You Make the Rules


  • You don’t have to celebrate on the exact day.  Celebrate early, late, call it a new name, the eve of something special
  • Memory Lane is closed unless I want to open it. You don’t have to have those conversations with others on the holiday.
  • I once sent out my Christmas cards on April 1st - April Fools!
  • If the day is too difficult, do something different on that day and celebrate another day.  Pajamas all day and breakfast in the dark.
  • You can toss grandma’s fruit cake.
  • Nobody says, you can’t have pizza for dinner
  • You don’t have to make your “famous recipe”.  Have someone else make it.
  • One Holiday, we just made mac and cheese because that is what the kids wanted.  Our guests like it too.  
  • Eat pie whenever you want
  • Order anything you can and have it delivered
  • Wrap presents or don’t 
  • Tell people what to bring and be specific - no one wants a gluten free, vegetarian, low fat pie.


Be patient with yourself.  Be realistic with your expectations of self and others.


A few more ideas, yet a bit more strategic:

  • Take your own car for a quick get-away if needed.
  • Plan a “melt down” day other than the holiday.  I have a day where I cry, watch Hallmark movies, eat pie for breakfast and look at our pictures together.  It’s cathartic and I designate this day so that I can keep it together on the real holiday date
  • Have a statement planned for when someone says, “this day must be hard for you.”  You say, “thanks for saying that, it is so nice to spend time together.  What are your New Year’s plans?  Acknowledge and shift is a good strategy to get through the day.
  • Have a designated place to go if the emotions flood where you can be by yourself and reset, decide to go back in or decide it’s time to go.
  • Limit alcohol.  It isn’t your friend that day.
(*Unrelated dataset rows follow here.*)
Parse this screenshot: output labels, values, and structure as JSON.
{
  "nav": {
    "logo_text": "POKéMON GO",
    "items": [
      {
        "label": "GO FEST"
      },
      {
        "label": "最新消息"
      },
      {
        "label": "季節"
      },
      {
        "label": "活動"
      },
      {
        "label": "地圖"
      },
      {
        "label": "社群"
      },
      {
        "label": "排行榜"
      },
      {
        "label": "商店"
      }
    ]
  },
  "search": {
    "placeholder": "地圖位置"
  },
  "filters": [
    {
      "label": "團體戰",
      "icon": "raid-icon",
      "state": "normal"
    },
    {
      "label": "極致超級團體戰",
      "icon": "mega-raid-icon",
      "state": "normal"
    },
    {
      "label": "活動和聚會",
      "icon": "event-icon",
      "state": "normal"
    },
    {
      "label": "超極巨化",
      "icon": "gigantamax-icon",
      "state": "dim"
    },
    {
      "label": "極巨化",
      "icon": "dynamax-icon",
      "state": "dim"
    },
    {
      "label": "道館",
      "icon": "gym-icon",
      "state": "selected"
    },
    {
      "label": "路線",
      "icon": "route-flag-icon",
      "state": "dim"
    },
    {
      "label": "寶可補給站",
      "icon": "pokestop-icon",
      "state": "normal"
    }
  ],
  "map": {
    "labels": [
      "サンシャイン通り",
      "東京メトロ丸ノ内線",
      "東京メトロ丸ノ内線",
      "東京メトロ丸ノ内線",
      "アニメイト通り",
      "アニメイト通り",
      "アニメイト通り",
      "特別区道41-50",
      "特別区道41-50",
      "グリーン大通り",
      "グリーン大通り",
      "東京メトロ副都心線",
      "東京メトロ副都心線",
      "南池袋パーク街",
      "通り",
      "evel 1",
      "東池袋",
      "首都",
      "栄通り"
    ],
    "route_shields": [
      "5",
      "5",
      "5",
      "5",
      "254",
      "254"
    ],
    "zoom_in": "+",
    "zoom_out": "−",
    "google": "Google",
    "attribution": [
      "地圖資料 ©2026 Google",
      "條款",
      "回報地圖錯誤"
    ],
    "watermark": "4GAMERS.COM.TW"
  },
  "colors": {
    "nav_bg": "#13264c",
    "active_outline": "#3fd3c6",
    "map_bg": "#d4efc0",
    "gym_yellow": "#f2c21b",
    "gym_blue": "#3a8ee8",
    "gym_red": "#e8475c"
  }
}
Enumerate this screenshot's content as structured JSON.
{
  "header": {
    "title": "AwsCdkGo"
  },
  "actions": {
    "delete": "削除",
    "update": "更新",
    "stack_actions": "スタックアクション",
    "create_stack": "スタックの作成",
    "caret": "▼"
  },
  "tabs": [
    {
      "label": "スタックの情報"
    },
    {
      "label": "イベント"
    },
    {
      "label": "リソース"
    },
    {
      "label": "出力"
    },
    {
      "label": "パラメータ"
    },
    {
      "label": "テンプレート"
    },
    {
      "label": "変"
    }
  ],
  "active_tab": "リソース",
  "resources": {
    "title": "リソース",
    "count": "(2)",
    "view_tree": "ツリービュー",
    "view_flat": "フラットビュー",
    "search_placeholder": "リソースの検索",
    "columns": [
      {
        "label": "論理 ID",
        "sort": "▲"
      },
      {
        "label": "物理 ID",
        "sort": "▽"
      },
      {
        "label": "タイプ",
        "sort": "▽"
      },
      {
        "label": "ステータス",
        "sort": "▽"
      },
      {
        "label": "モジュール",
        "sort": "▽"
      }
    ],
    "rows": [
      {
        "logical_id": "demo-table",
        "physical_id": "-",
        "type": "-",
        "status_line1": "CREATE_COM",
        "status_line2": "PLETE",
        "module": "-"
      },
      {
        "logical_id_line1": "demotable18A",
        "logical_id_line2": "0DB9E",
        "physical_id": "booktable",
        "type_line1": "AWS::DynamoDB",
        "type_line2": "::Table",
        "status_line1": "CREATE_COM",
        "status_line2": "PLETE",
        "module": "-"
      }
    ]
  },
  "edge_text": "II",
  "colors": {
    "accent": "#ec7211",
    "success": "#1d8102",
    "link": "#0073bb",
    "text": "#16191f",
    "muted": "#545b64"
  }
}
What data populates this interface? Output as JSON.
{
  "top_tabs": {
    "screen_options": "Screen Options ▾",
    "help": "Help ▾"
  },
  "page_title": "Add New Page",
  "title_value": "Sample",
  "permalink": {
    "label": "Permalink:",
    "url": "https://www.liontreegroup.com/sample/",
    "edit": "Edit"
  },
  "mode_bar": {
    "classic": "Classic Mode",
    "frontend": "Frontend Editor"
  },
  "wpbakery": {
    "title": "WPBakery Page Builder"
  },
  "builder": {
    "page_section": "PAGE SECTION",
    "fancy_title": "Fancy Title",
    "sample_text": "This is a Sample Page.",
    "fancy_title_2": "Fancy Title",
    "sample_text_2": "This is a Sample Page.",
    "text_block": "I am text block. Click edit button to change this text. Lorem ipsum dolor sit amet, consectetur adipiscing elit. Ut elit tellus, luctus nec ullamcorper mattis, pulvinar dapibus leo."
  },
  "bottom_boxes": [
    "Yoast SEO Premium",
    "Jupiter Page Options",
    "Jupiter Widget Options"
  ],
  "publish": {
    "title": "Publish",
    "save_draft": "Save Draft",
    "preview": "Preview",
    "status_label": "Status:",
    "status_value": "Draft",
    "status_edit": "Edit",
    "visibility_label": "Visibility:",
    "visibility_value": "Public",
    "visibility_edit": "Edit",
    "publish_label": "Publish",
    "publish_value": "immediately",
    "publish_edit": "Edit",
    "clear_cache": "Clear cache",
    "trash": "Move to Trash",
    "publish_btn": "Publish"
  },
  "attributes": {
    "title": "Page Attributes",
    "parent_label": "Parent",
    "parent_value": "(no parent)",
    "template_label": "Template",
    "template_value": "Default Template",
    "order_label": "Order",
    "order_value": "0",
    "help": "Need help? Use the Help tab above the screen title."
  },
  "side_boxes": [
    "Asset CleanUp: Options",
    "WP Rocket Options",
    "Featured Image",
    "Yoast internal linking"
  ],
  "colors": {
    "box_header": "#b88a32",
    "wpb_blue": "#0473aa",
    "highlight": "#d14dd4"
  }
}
It’s your one night stand.

Own Your Morning!


  • On the exact holiday - own your morning
  • Get up an hour early, set your intention for the day, sip your coffee from your favorite mug, and find some calm just for you.
  • Move your body - walk, yoga video, stretch, bike, hike, swim….move something.
  • Read, journal, listen to music, etc.  Time just for you.
  • Journal
    • List accomplished steps for how far you have come
    • List 3 things you are grateful for today
    • Write out a vision of a vacation you want to take this year
  • Water - start with 1 full glass and drink 7 more that day.  You won’t spend time being as sad, because you will be peeing all day.
  • Dress up, wear your favorite color, put on pretty earrings, lip color, and screw the waterproof mascara - you got this.  


Alone with Things to Do


  • Shop online:  order a few things that make you happy and look forward to their delivery date.  New lip color, decadent hand cream, cool necklace, beautiful journal,  fabulous throw pillow, etc.  I always take the mantra of holiday shopping, “two for them, one for me!”  You can’t give from an empty cup.
  • Don’t sit for more than an hour and do things that have a future benefit
    • Organize something
    • Get rid of 5 things from your closet that you don’t LOVE
    • Do something creative: draw, color, paint, sew, knit, crochet, move the furniture, change up the bookshelf or anything creative
    • Go for a drive and look at landscaping for ideas to do at your house for spring.
    • Cook and freeze something for next week

  • Dedicate the day to someone less fortunate:  a homeless family, children in the hospital, a brand new widow with children.  When we think outside of ourselves and send positive energy to someone else, it gives calm to ourselves.
  • Do something anonymous and nice.  I started buying balloons from the dollar store and on Christmas morning, I tie one to every mailbox in our cul de sac, including my own.  No one knows it was me and it just makes me smile!


Overall, it is YOU that can change the way you approach holidays and your life!  You are driving the bus!  You got this!


Sending you all a beautiful pie filled holiday!






Want more tips, strategies and overall joy in your day? 


Get on the One Well Widow list and get dialed in!


“This year I will celebrate the work in progress, that is ME!”


Your Guide on How to  Communicate Authentically With Someone Who is Grieving.

We have all had moments of loss. What you say is important.